Can’t I just wear headphones and do my own thing, I don’t like group workouts?
Our mission and service to you is to conduct a high intensity, group fitness classes that are programmed to engender friendly competition and group camaraderie. This is nothing like “aerobics class”. We hope you will join us, make some new friends, and sweat together. If you are also interested in personal training sessions just let us know when you come in.
Is your class dangerous?
CrossFit itself is not inherently dangerous. With all athletic activity comes risk, but our mission is to provide a safe and effective training environment. All workouts can be scaled to any level and we encourage and coach all of our members to work within their ability in order to stay safe.
I’m a woman. Will lifting weights make me “bulky”?
There is a common misconception that lifting weights will give women massive shoulders and huge arms. You will have better tone and build lean muscle mass, but you will still look feminine, we promise!
What if the weight is too heavy or I can’t do some of the movements?
We design our workouts under the assumption that most people cannot complete them as prescribed (“Rx”). We want our athletes to learn the exercises safely and that often means reducing the weights to an appropriate level or making an appropriate movement substitution which should be decided upon by one of the coaches.
Common Acronyms We Use
This is an acronym for “Workout of the Day”,but you’ll also see it used in noun, verb, and adverb form as in, “take a look at the WOD,” “we are going to WOD now,” “we are WODing at 5:30.”
“As Many Reps As Possible”. This denotes that the WOD is time-specific and you repeat the list of exercises over and over until the set time expires.
“Rounds for Time”. This means the WOD is task-specific; you have a set amount of exercises of movements and you complete them as quickly as you safely can.

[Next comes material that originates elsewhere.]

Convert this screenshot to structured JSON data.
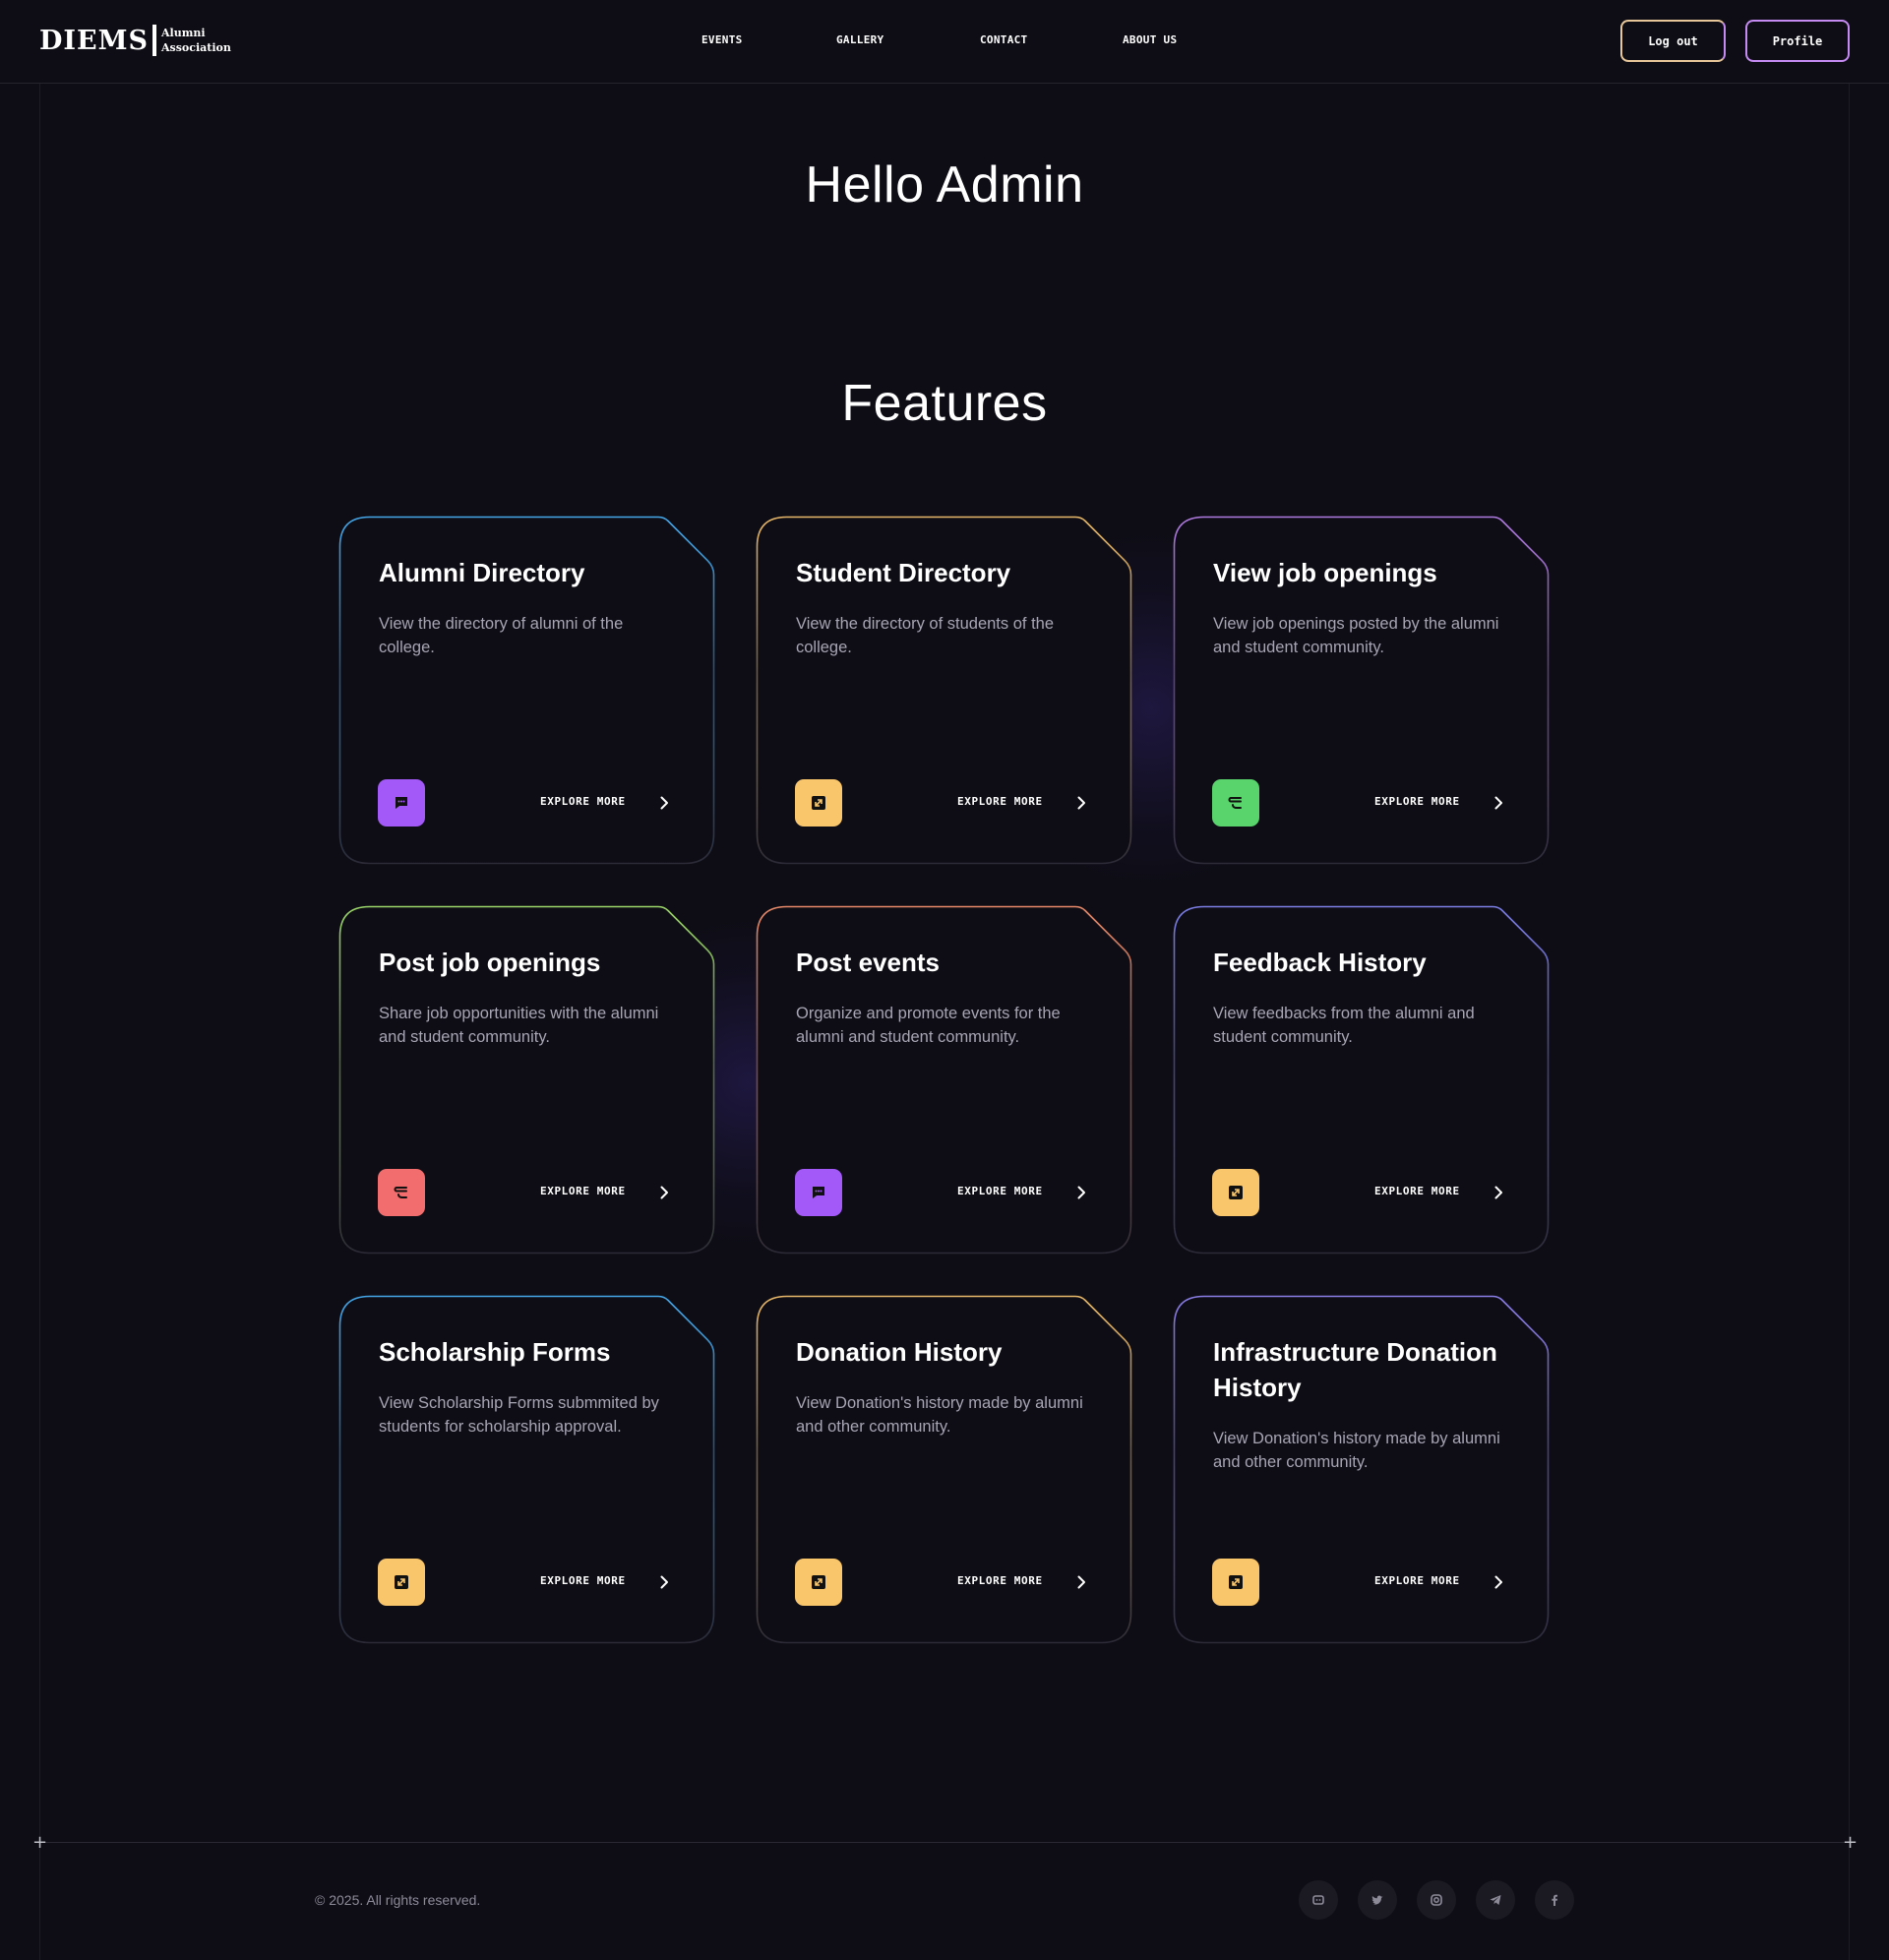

“Rx” is shorthand for “prescribed”, meaning you did the WOD with the prescribed/max weight, reps, and without substituting any movements… you can also think of this as the “max” weights. These are usually set very high, for top-level athletes so “scaling”… using less than the max weight or substituting an appropriate but less challenging movement… is absolutely appropriate and necessary for many if not most athletes. The point of a WOD is elicit a metabolic response through high intensity exercise. If you chose a weight that is too high or a skill you are not ready for, you will spend too much time resting between reps or sets and won’t achieve the desired metabolic conditioning. The sign of a mature athlete is one who knows when to scale, to choose appropriate weights and substitute movements, thus allowing them to get an intense workout. If you have questions about how to scale for any WOD grab one of the coaches and ask for suggestions.